Another Earth-like planet found orbiting nearby star

Astronomers using small, off-the-shelf telescopes in Arizona have found a planet orbiting a red dwarf star 40 light years away.
This artist's conception shows the newly discovered planet, which orbits a red dwarf star 40 light years from Earth. ((David A. Aguilar/Harvard-Smithsonian Center for Astrophysics))
Astronomers using small, off-the-shelf telescopes in Arizona have found a planet orbiting a red dwarf star 40 light years away.

The planet is about 6.5 times heavier than Earth and nearly three times its diameter, making it a so-called super-Earth.

The newly discovered planet orbits a red dwarf star, called GJ1214, once every 38 hours at a distance of two million kilometres.

By comparison, the closest planet to our sun, Mercury, orbits at an average distance of 58 million kilometres and completes a circuit of the sun once every 88 days.

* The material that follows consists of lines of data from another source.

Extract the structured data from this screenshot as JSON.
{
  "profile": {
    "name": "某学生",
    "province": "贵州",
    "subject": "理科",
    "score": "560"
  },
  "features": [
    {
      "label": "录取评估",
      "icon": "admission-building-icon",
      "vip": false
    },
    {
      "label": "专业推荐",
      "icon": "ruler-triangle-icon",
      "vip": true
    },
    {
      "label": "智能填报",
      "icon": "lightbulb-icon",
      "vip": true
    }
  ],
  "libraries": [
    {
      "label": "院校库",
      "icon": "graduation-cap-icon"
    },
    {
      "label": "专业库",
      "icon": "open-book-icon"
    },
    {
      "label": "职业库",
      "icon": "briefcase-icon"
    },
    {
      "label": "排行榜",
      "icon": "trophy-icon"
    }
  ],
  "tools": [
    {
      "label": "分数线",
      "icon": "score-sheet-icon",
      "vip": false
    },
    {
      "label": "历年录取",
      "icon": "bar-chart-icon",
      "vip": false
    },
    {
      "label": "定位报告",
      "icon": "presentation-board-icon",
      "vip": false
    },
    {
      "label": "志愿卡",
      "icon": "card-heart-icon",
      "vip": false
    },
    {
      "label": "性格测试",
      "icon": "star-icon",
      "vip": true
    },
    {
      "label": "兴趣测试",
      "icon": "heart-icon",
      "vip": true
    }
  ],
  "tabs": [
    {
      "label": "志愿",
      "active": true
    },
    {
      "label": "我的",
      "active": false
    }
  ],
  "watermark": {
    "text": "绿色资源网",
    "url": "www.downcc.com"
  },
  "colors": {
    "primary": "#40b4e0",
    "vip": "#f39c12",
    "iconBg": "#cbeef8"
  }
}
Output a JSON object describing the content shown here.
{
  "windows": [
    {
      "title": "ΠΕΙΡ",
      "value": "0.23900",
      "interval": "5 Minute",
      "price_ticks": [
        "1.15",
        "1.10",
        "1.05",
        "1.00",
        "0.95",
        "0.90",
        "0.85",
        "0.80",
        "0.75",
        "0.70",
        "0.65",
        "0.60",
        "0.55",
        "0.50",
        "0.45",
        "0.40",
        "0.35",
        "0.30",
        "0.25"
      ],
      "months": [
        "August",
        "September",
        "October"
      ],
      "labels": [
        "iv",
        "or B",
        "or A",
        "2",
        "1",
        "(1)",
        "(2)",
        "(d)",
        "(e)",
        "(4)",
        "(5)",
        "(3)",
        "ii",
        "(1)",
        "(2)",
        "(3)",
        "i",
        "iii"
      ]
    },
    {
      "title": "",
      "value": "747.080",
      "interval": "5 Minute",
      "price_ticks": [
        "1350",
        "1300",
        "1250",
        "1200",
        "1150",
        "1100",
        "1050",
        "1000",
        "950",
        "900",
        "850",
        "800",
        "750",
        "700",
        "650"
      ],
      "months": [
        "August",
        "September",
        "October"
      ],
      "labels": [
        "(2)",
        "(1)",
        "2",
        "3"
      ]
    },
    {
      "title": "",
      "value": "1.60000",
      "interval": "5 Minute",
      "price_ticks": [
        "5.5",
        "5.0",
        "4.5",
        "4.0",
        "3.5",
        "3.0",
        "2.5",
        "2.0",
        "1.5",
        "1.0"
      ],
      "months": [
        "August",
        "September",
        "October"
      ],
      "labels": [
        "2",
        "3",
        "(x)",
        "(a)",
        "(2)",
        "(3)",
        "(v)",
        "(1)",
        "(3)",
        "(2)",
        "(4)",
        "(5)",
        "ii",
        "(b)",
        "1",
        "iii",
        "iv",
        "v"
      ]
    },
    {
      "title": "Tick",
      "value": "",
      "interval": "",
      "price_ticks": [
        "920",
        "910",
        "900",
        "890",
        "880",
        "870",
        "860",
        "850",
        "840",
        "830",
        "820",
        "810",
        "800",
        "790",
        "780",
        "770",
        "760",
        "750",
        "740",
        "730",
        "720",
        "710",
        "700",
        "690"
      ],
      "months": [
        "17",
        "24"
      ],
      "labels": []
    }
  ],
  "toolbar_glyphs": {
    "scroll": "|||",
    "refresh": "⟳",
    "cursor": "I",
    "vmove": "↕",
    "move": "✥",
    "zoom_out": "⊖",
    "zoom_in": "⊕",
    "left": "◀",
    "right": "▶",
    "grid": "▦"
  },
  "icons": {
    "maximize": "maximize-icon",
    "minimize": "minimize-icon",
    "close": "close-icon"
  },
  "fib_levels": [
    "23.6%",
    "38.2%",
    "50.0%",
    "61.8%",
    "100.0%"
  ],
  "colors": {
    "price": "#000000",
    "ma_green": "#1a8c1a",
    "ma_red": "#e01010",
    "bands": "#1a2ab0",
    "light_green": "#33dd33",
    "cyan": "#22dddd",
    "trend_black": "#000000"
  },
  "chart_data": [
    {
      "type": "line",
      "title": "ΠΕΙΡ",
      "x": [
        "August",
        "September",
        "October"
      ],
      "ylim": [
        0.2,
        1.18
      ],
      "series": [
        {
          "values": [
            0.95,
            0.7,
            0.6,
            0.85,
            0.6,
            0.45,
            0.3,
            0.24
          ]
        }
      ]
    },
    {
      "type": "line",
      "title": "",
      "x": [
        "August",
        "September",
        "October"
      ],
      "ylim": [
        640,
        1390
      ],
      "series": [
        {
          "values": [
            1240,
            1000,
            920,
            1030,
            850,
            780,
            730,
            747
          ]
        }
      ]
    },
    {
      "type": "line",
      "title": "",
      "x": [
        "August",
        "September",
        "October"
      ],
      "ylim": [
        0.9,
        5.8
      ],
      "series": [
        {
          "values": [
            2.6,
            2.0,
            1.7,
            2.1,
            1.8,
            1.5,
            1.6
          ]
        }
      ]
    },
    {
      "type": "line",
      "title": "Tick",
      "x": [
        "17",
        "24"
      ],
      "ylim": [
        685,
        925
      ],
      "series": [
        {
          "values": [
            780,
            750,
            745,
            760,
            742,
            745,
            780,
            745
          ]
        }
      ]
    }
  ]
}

Although the planet is so close to its star, its surface temperature is no hotter than a preheated oven because its star is so small and relatively cool.

"Being so close to its host star, the planet must have a surface temperature of about 200 C," said David Charbonneau, lead author of the paper reporting the discovery.

'This appears to be a waterworld'

That's too hot for liquid water but, paradoxically, the planet is probably mostly composed of water ice and other ices, astronomers say.

Researchers believe that 75 per cent of the planet's core could be composed of ice, some of it in the form of Ice VII, an exotic form of water ice that exists only under high pressure. The rest of the planet is probably silicon and iron, they said.

"Despite its hot temperature, this appears to be a waterworld," said Zachory Berta, a graduate student at the Harvard-Smithsonian Center for Astrophysics (CfA). "It is much smaller, cooler, and more Earth-like than any other known exoplanet."

Astronomers found the planet by watching a list of 2,000 nearby red dwarf stars for changes in their brightness resulting from planets partially eclipsing our view of the star.

The smallest planet detected outside our solar system, called Corot-7b, was also found using this method. The two planets are the only super-Earths for which scientists know both the mass and diameter.

But while Corot-7b is an extremely hot, rocky planet, this newly found planet could have an atmosphere, the astronomers said.

Bigger than expected

When the researchers measured the radius of the planet by watching it pass in front of its star and compared it to theoretical models of planet formation, they found that it is bigger than expected.

The researchers said this could be the result of an atmosphere 200 kilometres thick partially blocking light from the star.

These eight 16-inch telescopes at the F. L. Whipple Observatory on Mt. Hopkins in Arizona were used to find the exoplanet. ((Dan Brocious/Harvard-Smithsonian Center for Astrophysics))
"This atmosphere is much thicker than that of the Earth, so the high pressure and absence of light would rule out life as we know it, but these conditions are still very interesting, as they could allow for some complex chemistry to take place," said Charbonneau.

The planet was found by astronomers at an Arizona-based observatory called MEarth, which uses an array of eight telescopes, each one a 41-centimetre-diameter model that costs about as much as a new luxury car.

All the telescopes are attached to a single charge-coupled device, or CCD, similar to those found in digital cameras.

"Since we found the super-Earth using a small ground-based telescope, this means that anyone else with a similar telescope and a good CCD camera can detect it, too. Students around the world can now study this super-Earth," said Charbonneau, head of the MEarth project.